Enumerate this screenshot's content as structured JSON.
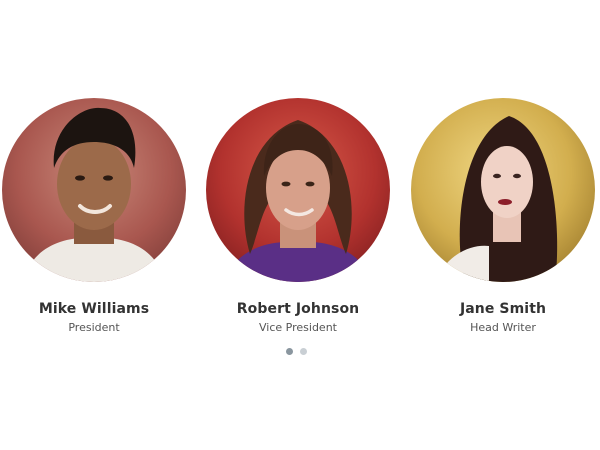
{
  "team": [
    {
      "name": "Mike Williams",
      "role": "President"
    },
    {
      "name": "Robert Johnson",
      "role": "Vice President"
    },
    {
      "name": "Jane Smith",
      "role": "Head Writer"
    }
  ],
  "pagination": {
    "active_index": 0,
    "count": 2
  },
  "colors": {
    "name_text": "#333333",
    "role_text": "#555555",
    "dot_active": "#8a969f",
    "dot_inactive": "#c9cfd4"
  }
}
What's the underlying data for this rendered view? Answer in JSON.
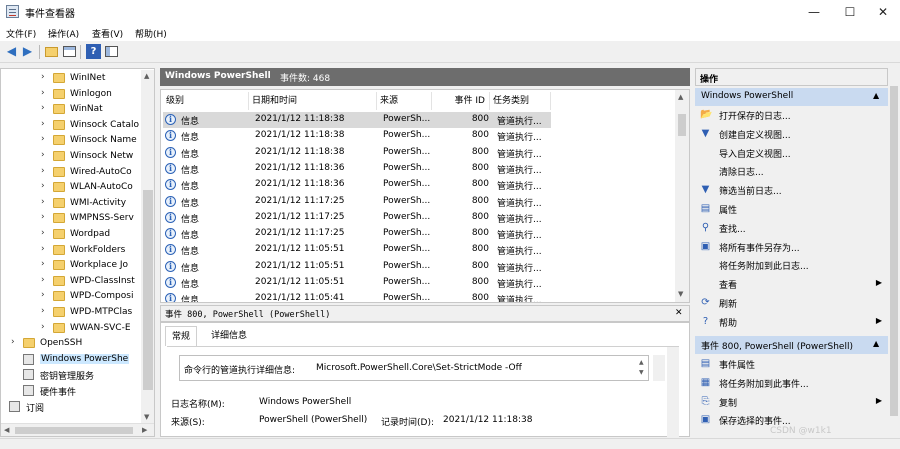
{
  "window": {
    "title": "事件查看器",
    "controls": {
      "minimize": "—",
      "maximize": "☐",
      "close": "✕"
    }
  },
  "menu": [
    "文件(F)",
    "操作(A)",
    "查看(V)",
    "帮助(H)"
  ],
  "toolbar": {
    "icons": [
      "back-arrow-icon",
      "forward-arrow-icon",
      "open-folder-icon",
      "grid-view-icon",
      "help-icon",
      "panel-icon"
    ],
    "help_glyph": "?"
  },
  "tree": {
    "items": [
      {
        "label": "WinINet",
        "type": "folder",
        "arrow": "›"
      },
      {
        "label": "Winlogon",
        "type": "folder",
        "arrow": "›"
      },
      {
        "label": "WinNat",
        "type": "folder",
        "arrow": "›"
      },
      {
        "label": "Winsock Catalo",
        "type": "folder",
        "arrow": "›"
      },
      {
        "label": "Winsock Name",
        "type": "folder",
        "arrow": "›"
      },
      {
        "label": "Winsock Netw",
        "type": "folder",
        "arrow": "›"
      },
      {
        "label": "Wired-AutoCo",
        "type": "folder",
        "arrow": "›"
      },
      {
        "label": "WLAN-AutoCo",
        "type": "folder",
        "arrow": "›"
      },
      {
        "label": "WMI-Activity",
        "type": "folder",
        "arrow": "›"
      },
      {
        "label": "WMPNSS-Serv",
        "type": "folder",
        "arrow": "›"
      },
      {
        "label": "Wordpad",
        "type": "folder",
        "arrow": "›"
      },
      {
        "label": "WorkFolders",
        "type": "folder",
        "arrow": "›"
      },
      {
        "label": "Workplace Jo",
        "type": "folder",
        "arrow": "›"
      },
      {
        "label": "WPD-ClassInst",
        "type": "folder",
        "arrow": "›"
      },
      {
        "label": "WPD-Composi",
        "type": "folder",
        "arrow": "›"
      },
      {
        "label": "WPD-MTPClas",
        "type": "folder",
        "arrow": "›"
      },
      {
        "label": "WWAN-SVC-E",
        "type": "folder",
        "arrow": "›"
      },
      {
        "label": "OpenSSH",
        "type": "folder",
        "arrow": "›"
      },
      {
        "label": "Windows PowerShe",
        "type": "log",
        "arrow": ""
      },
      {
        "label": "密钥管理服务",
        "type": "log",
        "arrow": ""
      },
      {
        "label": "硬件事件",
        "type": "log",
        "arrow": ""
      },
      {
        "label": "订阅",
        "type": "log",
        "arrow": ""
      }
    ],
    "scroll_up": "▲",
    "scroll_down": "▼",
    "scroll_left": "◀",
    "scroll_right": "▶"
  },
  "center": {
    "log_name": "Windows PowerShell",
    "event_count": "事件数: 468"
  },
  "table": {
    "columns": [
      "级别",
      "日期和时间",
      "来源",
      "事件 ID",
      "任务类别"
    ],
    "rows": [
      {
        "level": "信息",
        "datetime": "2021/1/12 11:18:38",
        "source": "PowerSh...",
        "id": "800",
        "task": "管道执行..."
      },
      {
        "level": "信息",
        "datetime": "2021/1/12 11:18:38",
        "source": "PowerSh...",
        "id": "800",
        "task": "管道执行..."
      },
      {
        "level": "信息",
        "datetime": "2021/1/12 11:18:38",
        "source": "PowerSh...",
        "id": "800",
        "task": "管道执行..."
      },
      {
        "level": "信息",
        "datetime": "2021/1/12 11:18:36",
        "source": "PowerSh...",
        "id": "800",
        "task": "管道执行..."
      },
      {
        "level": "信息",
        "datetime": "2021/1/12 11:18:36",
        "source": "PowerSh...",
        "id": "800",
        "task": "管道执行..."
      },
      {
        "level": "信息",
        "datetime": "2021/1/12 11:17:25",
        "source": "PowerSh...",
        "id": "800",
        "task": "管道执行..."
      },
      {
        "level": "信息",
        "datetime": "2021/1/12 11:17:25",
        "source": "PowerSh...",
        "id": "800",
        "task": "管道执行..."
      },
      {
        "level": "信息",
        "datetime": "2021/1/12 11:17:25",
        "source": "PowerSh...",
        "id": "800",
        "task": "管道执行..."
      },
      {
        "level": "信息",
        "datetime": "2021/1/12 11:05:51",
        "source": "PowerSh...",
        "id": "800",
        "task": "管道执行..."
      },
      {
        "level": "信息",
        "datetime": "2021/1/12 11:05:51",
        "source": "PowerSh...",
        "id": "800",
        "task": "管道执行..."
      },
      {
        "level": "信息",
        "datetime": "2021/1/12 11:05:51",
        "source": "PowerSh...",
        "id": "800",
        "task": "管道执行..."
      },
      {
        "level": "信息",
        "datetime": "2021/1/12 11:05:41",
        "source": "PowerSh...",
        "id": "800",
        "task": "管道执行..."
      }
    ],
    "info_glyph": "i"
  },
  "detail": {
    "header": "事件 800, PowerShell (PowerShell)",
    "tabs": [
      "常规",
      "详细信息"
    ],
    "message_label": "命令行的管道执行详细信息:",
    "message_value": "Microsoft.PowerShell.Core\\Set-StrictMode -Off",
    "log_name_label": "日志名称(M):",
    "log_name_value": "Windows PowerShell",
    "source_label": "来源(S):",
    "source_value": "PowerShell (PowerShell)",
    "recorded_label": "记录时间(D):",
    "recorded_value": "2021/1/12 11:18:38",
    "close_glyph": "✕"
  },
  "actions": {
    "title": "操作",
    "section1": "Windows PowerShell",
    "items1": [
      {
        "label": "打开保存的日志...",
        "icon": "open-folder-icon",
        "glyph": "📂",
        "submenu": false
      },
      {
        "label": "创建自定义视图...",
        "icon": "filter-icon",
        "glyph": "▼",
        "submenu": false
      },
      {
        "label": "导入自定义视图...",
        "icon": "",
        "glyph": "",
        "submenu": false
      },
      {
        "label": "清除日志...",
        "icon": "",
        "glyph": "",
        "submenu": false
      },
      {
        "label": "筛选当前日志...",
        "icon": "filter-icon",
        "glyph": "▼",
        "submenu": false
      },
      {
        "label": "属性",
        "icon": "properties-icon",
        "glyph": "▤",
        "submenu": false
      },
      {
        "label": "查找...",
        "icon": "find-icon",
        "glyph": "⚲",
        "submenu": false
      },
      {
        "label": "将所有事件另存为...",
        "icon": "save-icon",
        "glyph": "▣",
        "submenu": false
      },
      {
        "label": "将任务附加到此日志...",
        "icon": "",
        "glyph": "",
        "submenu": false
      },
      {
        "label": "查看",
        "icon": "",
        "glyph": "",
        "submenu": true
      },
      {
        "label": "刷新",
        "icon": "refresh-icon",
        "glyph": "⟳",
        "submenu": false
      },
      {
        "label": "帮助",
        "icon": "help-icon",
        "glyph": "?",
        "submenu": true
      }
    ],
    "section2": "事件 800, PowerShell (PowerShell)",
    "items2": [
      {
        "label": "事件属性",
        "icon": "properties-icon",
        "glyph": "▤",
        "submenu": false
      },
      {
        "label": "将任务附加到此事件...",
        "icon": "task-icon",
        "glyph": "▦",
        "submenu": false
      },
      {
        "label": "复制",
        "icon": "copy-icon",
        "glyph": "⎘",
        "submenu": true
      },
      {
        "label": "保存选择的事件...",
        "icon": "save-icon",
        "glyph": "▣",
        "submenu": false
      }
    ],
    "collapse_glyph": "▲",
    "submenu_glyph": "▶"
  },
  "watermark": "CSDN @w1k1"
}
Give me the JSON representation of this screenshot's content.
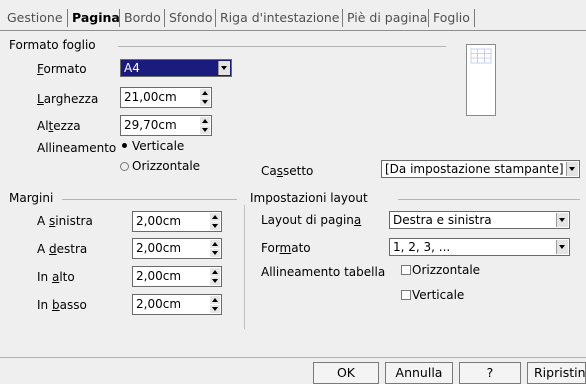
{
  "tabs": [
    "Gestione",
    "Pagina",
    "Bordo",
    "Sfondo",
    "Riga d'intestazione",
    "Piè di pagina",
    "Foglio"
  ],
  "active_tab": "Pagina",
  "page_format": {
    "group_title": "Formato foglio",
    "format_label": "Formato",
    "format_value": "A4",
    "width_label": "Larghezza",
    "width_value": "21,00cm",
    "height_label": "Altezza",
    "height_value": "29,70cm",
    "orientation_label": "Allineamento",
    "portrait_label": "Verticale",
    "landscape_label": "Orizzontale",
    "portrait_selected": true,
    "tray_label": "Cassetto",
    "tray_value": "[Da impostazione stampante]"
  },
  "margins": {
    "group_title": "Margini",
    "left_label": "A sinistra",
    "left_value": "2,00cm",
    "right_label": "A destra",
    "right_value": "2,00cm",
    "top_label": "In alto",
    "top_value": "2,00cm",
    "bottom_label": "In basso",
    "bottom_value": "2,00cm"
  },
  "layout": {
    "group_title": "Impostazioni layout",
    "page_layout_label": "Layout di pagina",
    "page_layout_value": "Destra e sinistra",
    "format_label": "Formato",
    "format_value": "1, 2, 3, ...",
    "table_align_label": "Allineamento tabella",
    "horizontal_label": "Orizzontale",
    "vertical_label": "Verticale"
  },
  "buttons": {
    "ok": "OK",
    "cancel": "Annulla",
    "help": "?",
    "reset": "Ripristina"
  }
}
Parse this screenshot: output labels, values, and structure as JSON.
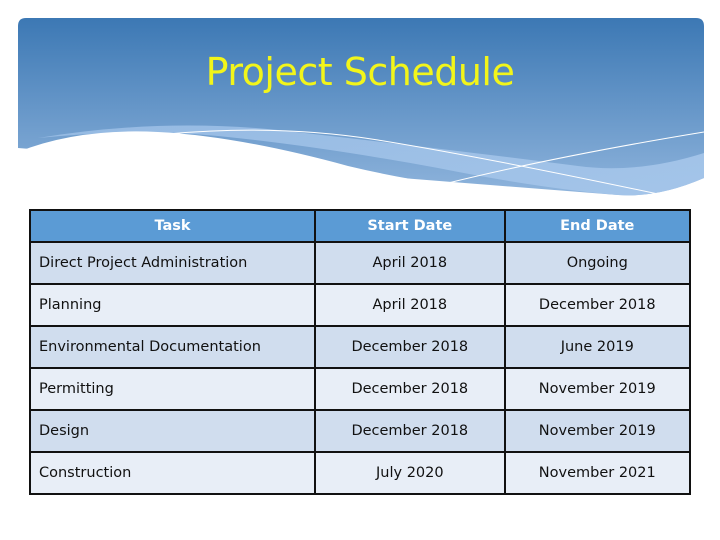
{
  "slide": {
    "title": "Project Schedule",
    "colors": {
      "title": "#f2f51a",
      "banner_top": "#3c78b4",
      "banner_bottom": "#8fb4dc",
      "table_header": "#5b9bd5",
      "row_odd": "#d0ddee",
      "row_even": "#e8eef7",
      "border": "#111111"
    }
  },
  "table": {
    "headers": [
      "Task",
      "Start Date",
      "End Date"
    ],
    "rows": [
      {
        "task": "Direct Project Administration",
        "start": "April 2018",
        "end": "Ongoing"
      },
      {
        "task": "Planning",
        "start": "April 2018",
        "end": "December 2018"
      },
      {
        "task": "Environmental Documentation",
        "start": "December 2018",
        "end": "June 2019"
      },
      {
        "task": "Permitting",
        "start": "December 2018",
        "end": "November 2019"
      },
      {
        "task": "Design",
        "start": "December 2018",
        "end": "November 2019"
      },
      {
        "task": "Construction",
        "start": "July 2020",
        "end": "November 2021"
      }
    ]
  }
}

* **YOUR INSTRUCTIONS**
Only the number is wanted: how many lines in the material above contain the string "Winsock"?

* **ANSWER BOX**
3